Task directions: Scan the data below for lines holding the word "this", and copy each line found.

Records supplied:
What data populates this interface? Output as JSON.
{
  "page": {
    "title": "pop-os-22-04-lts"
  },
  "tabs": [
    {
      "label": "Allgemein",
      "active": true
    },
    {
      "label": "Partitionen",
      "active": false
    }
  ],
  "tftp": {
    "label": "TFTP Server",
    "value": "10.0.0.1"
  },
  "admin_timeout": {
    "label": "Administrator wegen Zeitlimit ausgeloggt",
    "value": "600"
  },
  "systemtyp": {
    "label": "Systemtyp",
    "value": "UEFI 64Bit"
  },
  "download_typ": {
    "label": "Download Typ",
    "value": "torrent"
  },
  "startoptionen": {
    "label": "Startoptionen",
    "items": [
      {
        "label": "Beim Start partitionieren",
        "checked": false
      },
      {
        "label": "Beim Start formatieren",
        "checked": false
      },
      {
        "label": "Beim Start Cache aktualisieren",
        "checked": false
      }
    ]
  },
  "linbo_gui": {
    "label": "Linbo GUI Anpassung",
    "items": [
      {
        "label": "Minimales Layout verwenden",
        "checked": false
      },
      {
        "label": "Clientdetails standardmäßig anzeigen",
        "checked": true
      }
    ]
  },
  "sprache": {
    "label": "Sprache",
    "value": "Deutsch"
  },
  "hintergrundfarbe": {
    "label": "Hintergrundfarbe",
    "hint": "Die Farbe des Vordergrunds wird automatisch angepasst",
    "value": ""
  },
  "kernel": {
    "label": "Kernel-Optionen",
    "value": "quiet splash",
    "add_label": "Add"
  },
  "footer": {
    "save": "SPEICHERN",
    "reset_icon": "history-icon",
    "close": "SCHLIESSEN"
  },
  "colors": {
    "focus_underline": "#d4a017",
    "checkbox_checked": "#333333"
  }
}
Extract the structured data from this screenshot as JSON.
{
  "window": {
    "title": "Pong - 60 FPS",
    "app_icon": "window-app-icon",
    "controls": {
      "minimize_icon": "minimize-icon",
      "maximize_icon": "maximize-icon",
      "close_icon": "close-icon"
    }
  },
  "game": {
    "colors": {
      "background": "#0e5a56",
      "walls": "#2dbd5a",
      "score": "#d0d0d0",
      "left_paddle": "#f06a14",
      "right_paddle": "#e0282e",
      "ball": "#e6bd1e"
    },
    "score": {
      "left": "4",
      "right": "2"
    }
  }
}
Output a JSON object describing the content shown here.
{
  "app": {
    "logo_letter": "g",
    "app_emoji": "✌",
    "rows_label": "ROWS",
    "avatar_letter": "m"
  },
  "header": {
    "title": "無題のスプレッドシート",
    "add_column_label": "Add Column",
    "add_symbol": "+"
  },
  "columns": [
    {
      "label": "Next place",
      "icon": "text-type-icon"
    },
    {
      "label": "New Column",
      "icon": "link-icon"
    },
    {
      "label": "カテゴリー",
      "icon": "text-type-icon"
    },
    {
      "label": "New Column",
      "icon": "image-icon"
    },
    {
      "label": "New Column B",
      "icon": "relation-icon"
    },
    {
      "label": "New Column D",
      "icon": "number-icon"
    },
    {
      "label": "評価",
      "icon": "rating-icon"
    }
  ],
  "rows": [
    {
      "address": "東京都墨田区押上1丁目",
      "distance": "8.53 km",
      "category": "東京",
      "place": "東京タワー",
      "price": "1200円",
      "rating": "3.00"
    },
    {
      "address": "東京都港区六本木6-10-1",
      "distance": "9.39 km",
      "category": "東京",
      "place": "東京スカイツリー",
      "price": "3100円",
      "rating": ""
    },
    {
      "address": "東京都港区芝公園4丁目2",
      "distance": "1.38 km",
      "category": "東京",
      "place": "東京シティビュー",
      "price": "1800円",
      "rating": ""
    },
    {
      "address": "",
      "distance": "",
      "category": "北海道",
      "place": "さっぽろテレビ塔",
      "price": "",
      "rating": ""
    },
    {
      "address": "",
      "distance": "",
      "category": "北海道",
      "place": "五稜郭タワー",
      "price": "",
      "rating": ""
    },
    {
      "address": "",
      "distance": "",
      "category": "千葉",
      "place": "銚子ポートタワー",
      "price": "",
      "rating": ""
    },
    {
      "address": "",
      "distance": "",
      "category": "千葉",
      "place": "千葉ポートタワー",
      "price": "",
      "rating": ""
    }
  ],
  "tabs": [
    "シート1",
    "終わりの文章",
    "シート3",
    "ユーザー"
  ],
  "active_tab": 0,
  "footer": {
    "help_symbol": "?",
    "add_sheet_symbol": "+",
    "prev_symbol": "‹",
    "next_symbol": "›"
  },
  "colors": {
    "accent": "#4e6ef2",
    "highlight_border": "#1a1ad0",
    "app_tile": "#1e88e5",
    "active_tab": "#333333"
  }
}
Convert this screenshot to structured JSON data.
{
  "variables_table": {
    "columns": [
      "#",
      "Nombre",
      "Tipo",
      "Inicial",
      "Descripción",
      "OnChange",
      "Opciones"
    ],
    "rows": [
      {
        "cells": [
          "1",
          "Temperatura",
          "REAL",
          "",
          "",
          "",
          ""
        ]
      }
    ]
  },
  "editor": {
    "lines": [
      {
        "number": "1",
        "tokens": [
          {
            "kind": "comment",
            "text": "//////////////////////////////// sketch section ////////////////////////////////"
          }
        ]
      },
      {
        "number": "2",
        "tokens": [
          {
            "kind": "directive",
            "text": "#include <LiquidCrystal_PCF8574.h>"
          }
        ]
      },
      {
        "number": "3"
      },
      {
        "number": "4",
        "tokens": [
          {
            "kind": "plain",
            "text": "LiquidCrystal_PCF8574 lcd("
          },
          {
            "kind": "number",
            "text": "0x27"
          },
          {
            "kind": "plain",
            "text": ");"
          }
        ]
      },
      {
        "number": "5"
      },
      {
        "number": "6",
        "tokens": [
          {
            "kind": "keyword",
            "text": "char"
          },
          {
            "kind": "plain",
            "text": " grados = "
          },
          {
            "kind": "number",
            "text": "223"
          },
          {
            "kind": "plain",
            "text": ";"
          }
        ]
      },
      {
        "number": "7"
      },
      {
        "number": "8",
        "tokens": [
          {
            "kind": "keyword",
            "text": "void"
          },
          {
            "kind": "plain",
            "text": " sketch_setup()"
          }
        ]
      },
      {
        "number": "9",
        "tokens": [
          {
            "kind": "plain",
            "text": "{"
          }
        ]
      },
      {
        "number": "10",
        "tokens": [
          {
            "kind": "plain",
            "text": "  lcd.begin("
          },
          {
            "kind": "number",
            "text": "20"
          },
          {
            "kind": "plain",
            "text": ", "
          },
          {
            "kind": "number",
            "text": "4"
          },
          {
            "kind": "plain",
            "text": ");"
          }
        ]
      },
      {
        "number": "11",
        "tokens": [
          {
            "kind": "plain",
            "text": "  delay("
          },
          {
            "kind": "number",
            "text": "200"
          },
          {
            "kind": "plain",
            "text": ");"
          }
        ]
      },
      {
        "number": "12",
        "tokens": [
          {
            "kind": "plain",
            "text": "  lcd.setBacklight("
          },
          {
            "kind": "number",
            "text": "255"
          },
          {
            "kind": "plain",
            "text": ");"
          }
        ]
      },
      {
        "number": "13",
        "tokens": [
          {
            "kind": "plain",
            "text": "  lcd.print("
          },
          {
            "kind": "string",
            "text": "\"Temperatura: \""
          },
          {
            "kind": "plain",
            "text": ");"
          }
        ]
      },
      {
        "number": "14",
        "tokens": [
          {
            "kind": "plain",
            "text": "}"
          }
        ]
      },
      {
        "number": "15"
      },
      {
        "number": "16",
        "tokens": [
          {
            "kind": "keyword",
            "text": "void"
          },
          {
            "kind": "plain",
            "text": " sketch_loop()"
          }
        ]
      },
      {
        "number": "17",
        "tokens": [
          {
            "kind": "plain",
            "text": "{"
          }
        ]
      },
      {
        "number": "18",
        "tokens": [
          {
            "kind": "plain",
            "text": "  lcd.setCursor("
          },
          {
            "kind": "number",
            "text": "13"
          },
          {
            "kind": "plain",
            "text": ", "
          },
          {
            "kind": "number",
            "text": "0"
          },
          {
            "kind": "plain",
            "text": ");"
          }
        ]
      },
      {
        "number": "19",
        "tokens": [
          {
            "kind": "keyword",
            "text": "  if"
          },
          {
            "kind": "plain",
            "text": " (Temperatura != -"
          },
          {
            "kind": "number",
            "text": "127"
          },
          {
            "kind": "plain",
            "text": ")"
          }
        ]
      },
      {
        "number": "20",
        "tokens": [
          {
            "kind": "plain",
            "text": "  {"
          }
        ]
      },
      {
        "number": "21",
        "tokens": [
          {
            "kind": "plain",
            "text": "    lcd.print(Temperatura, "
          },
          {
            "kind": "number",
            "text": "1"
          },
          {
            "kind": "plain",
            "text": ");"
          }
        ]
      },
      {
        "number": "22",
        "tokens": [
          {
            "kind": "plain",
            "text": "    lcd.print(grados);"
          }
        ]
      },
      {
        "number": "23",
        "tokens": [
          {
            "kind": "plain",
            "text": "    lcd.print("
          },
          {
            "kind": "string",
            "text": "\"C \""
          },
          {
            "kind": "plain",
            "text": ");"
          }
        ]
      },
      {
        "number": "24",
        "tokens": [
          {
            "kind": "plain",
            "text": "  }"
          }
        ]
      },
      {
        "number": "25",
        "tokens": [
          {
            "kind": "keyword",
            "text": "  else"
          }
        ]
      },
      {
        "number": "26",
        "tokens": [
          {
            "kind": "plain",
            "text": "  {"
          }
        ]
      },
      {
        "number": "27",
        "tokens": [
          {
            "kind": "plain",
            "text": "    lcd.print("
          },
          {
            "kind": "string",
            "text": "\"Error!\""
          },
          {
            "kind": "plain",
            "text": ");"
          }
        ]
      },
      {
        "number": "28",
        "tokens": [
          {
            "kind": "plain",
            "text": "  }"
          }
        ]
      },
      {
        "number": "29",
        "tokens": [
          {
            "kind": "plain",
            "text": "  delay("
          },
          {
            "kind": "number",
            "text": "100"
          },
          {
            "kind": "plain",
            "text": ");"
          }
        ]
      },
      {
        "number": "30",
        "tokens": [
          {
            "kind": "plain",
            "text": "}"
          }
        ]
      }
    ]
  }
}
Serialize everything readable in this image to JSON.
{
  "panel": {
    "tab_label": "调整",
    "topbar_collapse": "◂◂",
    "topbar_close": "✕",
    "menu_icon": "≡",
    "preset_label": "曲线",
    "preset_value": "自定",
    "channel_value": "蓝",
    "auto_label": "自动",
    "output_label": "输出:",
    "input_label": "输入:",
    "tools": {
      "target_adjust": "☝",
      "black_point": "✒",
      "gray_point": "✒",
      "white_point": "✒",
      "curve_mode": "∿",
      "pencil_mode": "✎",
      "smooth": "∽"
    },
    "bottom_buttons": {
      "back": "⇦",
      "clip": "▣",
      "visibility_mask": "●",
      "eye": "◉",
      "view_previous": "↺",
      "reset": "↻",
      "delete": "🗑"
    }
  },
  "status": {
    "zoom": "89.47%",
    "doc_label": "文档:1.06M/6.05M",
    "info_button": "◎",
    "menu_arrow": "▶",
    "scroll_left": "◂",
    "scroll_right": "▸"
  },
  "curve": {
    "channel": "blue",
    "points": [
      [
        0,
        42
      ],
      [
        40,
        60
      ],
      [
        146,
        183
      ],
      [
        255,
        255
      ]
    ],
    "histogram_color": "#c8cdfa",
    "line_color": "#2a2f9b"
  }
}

Response below:
What data populates this interface? Output as JSON.
Extract the structured data from this screenshot as JSON.
Convert this screenshot to structured JSON data.
Serialize everything readable in this image to JSON.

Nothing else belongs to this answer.